Collected data
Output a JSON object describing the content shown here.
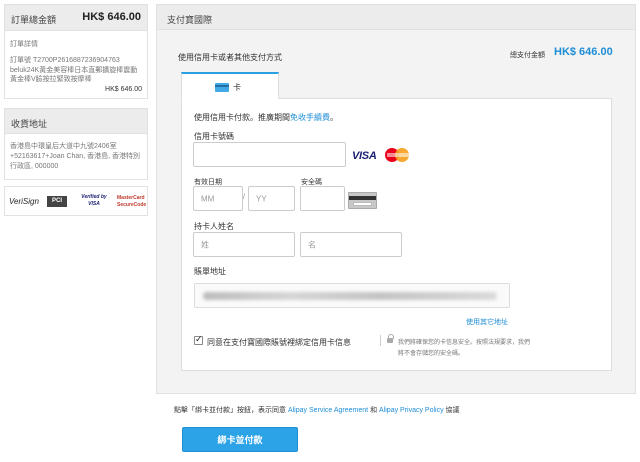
{
  "sidebar": {
    "order_total_label": "訂單總金額",
    "order_total_amount": "HK$ 646.00",
    "order_details_label": "訂單詳情",
    "order_number": "訂單號 T2700P2616887236904763",
    "order_item": "beluk24K黃金美容棒日本直郵擴旋棒震動黃金棒V臉按拉緊致按摩棒",
    "order_item_amount": "HK$ 646.00",
    "address_label": "收貨地址",
    "address_text": "香港島中環皇后大道中九號2406室+52163617+Joan Chan, 香港島, 香港特別行政區, 000000",
    "logos": [
      "VeriSign",
      "PCI",
      "Verified by VISA",
      "MasterCard SecureCode"
    ]
  },
  "main": {
    "header": "支付寶國際",
    "subtitle": "使用信用卡或者其他支付方式",
    "total_label": "總支付金額",
    "total_amount": "HK$ 646.00",
    "tab_label": "卡",
    "promo_text": "使用信用卡付款。推廣期間",
    "promo_link": "免收手續費",
    "promo_end": "。",
    "card_number_label": "信用卡號碼",
    "brands": [
      "VISA",
      "MasterCard"
    ],
    "expiry_label": "有效日期",
    "expiry_mm": "MM",
    "expiry_sep": "/",
    "expiry_yy": "YY",
    "cvv_label": "安全碼",
    "holder_label": "持卡人姓名",
    "first_name": "姓",
    "last_name": "名",
    "billing_label": "賬單地址",
    "other_address_link": "使用其它地址",
    "save_card_text": "同意在支付寶國際賬號裡綁定信用卡信息",
    "security_note_1": "我們將確保您的卡信息安全。按照法規要求，我們",
    "security_note_2": "將不會存儲您的安全碼。",
    "footer_prefix": "點擊「綁卡並付款」按鈕，表示同意",
    "footer_link_1": "Alipay Service Agreement",
    "footer_and": "和",
    "footer_link_2": "Alipay Privacy Policy",
    "footer_suffix": "協議",
    "submit_button": "綁卡並付款"
  },
  "colors": {
    "accent": "#2ba3e6",
    "amount": "#1e8ed6"
  }
}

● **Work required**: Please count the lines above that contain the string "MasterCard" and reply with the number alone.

● **Result of the exercise**: 2